TS: I’d like both! As I said before, I think it is really important that we all sit less and move more. However, I do wonder whether some people may find it more manageable to reduce their sitting time than become more active? With that in mind, I think it is important that we consider whether our indoor environments are encouraging us to make those healthy choices, and if not, whether we can do anything about it.
SJ: In the US, the Centres for Disease Control has launched Fitwel, a new health certification standard for office buildings. Do you think something similar should be launched in the UK?
TS: That’s really interesting, I wasn’t aware of that. It would be interesting to see whether that does make a difference to the indoor environment and people’s behaviour. I also wonder whether it is important to consider office culture: it is acceptable in my office to stand during a meeting or talk (I guess obviously as we are all researchers in this area!), but I have been to places where that hasn’t felt appropriate.
SJ: What practical tips would you offer ordinary office workers who wish to reduce their sitting time in their working day?
TS: I guess every workplace is slightly different but a few things I have tried include: identifying tasks (like reading documents, taking phone calls) that can be done standing, putting a reminder on my computer to stand up every hour, standing at the back of a talk, going on a walking meeting... In my office, we have a standing desk that people can use. I don’t find I like to use it for every task or for very long periods, but it is very nice to have the option.
SJ: Your research has been well covered in the press, with most headlines focusing on the finding that middle aged office workers appear as sedentary as pensioners. Are there other findings from your research you think should be highlighted?

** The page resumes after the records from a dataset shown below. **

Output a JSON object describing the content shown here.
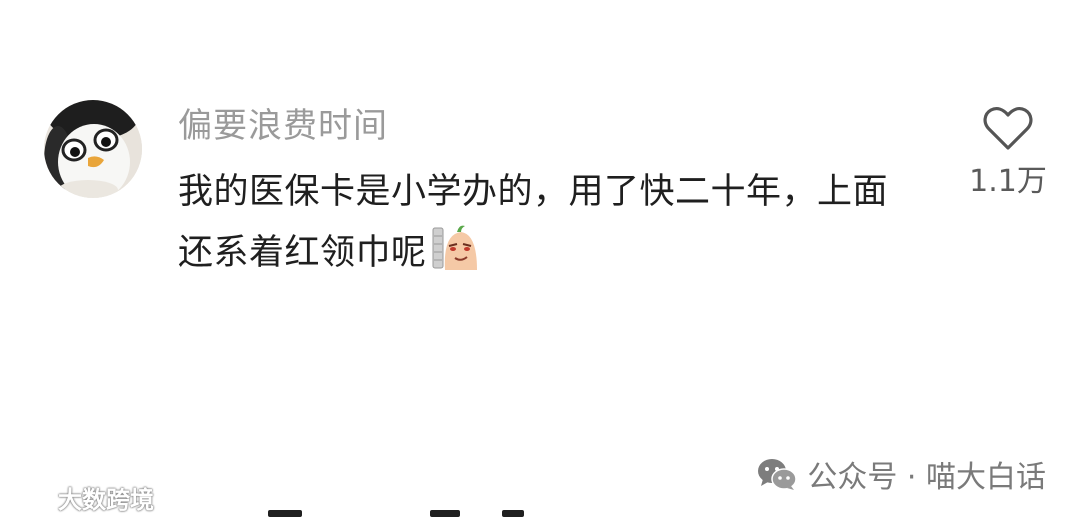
{
  "comment": {
    "username": "偏要浪费时间",
    "text": "我的医保卡是小学办的，用了快二十年，上面还系着红领巾呢",
    "avatar_icon": "penguin-plush-avatar",
    "sticker_icon": "smirking-bean-emoji",
    "like_icon": "heart-outline-icon",
    "like_count": "1.1万"
  },
  "footer": {
    "platform_icon": "wechat-icon",
    "brand": "公众号 · 喵大白话"
  },
  "watermark": {
    "text": "大数跨境"
  },
  "colors": {
    "background": "#ffffff",
    "username": "#9a9a9a",
    "text": "#1f1f1f",
    "like": "#5a5a5a"
  }
}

TS: I personally am really interested by the differences between men and women who are not in work: middle aged men were reporting over an hour more daily sitting time than women who were not in work. I will be interested to see whether some of these findings are also evident in the results of studies that measure sitting time with a device as that is considered a more accurate measure of total sitting time than the answers to questionnaires (as used in my research).
SJ: If you were a large employer with thousands of staff working from offices, how worried would you be about sedentary behaviour and why? What advice would you give these employers?
TS: The results from the whole field of research into sedentary behaviour suggest that it is something we should be concerned about: it seems there are considerable health risks associated with the average levels that people are reporting. I am concerned because I do think our culture and our environment encourages us to sit and be inactive. I think large employers have quite an opportunity to help their staff change their behaviour like through offering standing desks, or making it acceptable to stand in meetings.